## Supplied records
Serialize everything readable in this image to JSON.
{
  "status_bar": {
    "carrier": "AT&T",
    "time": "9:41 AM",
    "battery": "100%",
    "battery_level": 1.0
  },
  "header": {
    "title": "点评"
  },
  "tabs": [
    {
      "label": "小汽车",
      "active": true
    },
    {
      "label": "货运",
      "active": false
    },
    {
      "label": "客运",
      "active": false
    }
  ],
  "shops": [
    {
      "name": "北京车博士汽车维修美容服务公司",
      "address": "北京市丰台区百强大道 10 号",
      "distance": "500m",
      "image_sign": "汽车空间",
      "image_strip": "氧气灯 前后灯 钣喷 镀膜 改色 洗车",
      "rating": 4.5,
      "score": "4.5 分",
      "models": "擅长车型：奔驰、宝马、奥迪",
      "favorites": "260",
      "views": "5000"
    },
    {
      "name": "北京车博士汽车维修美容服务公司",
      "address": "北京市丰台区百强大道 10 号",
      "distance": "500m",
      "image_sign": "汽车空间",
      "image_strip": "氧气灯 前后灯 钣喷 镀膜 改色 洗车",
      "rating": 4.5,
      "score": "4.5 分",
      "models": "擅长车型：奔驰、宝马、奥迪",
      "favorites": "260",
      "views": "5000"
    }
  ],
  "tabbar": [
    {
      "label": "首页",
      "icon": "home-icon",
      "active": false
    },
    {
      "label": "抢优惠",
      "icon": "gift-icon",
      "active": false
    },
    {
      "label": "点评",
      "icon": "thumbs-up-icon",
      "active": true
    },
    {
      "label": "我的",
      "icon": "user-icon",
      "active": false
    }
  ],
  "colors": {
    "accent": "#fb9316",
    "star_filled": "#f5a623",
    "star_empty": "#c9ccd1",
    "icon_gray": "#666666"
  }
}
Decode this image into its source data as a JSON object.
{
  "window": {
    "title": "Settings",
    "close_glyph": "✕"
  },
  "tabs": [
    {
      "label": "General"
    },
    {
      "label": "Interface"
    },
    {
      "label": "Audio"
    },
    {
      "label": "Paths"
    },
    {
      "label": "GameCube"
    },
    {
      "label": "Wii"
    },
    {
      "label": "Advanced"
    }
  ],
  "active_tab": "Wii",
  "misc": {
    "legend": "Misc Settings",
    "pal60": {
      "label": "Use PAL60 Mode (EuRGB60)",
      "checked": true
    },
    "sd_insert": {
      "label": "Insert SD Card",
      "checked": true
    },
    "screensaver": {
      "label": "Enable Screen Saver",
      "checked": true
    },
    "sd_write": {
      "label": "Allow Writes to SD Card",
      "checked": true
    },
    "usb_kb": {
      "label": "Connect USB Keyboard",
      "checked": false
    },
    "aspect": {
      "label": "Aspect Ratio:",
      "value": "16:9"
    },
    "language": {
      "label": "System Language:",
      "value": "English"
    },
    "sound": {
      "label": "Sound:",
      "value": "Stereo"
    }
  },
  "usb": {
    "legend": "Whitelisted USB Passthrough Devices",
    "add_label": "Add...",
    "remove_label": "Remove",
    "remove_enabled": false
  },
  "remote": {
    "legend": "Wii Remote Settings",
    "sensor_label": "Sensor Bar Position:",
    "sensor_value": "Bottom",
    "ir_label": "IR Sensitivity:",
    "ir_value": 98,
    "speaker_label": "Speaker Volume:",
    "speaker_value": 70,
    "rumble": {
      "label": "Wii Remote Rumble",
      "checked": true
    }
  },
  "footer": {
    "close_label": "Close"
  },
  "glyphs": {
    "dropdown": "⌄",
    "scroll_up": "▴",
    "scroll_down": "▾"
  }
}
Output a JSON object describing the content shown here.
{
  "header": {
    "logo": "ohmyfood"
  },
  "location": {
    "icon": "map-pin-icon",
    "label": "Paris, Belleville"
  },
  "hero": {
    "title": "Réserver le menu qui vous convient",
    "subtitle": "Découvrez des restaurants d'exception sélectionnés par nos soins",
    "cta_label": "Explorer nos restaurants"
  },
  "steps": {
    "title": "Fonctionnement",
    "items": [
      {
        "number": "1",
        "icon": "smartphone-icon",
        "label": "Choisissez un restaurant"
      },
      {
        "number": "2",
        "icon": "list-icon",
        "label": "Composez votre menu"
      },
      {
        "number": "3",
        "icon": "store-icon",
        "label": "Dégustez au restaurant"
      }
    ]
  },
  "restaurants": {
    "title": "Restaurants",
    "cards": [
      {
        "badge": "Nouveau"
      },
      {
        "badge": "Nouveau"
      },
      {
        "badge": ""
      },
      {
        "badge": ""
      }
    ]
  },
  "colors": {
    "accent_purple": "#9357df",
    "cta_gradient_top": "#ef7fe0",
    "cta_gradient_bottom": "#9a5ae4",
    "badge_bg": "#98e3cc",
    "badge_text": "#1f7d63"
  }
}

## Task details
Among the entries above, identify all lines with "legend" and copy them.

## Output for this task
    "legend": "Misc Settings",
    "legend": "Whitelisted USB Passthrough Devices",
    "legend": "Wii Remote Settings",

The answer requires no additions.